The tenant also described nearly being buried by an avalanche of pebbles that fell from an ornamental border around her bedroom ceiling. “One night a shedload of it fell down while I was sleeping – about 30 kilos of loose stones and concrete – missing my head by inches. The landlord tried to say it was because I had the AC on too much. I could have been killed!”

Another resident described being “ripped off by a conman claiming to be the landlord, who did a runner with a year’s rent”.

Others describe how genuine landlords have declined to return deposits, illegally refused to renew tenancy agreements, or even fail to act when a property is hit by a sewage leak.

Yet is this really representative of UAE landlords in general? And is it any worse here than elsewhere?

One prominent estate agent in the UAE said that the actions of a minority are giving landlords a bad name.

“Most landlords are pretty good but the bad ones get away with it, which adds fuel to the notion that they are a bad lot,” said Ben Crompton, managing partner of Crompton Partners estate agents in Abu Dhabi.

A lack of legal action against unscrupulous landlords doesn’t help the situation, Mr Crompton added.

“Landlords are getting better but the issue is always a lack of clarity of the law on both sides, poorly written rent contracts so the parties’ obligations aren’t defined, and the lack of enforcement at the judicial level which means that landlords go unpunished,” he said.

Yet authorities in the UAE have taken action to protect both tenants and landlords. In Dubai it is obligatory for all rental contracts to be registered via the Ejari — or “my rent” — online portal. The system, in force since 2010, aims to protect both landlord and tenant in the event of a dispute, and ensure that individual units are not rented out twice. And in 2013, a specialised Rental Dispute Resolution Centre opened at the Dubai Land Department. Indeed, with such systems in place, some experts believe that tenants in Dubai are better protected than in many countries outside the UAE.

“I don’t think significant additional regulation is required. There are strict rules surrounding rental increases and notice to vacate,” said Lukman Hajje, chief commercial officer at Propertyfinder.ae.

“Some fine tuning around the maintenance of the property [is perhaps required]… But in general tenants are better protected here than in most parts of the world.”

Mr Hajje said that the UAE is a free market, and that he can understand why landlords would look to guarantee their income by asking for annual rent payments to be made upfront — something many tenants believe is unreasonable.

Landlords here as elsewhere in the world try to maximise their investment return. There is plenty of regulation in place to prevent or limit unfair landlord practice

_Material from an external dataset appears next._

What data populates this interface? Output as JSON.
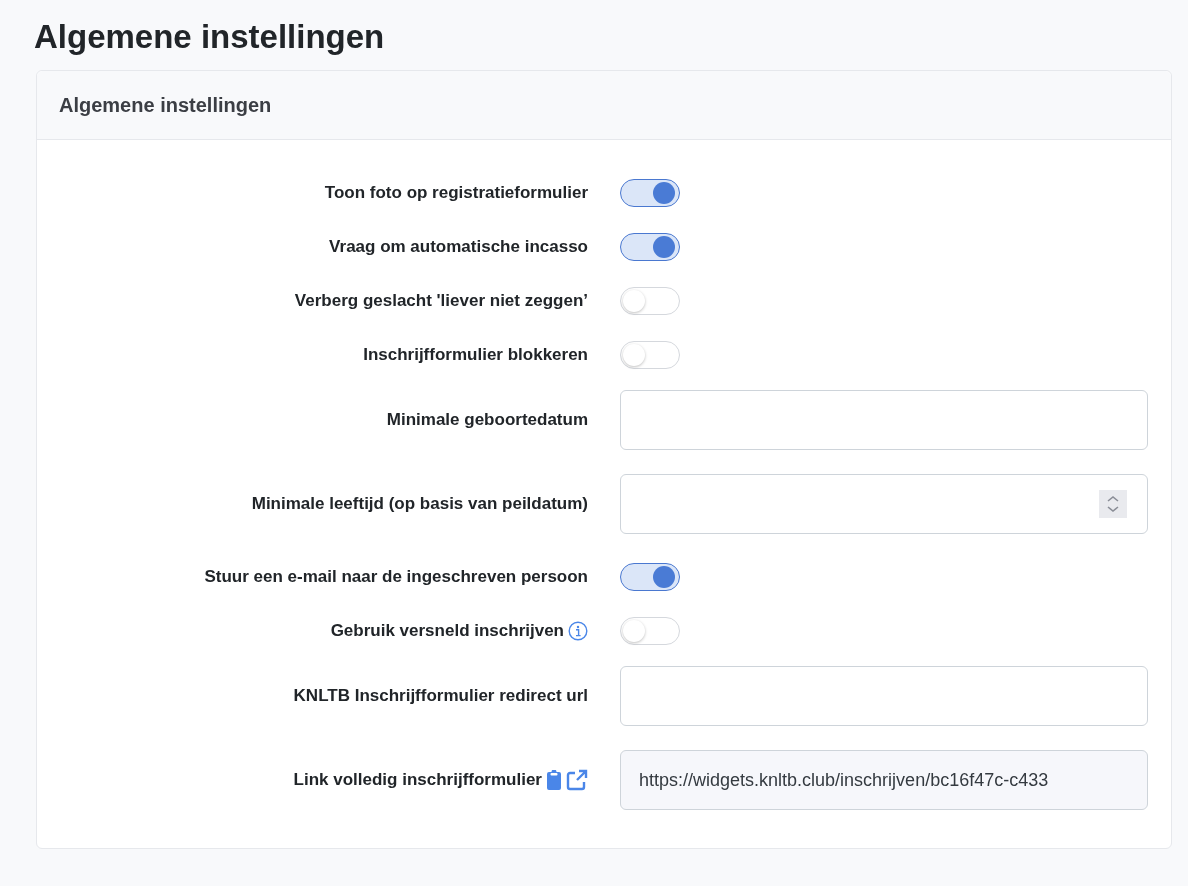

“The UAE is an expat-dominant marketplace that is still highly transient, although people are staying here much longer these days. I can understandable those landlords that are looking to secure their annual rent payments in advance — but everything is negotiable. If you’re paying in advance you should expect a 10 to 15 percent better price than paying in four [post-dated cheques] which is now the most common,” Mr Hajje said.

“Landlords here as elsewhere in the world try to maximise their investment return. There is plenty of regulation in place to prevent or limit unfair landlord practice. More than in some advanced markets in fact. At the end of the day, landlords must compete in the open market.”

And some believe that — far from the landlords having the upper hand — things are in fact stacked against them.

Rules in Dubai that prevent tenants from being evicted, and limit rental price increases, mean that landlords do not have the upper hand, said Peter Cooper, a longtime UAE resident and financial expert who works as a writer and publisher, who works as a writer and publisher.

“What about the horror stories of landlords stuck with tenants paying submarket rents who won’t leave, and they just can’t get rid of because the laws are stacked in favour of the tenant? On the other hand, tenants can leave the moment rents drop,” he said.

So next time you hear a negative story about UAE landlords, bear in mind that there are ‘tenants from hell’ out there too.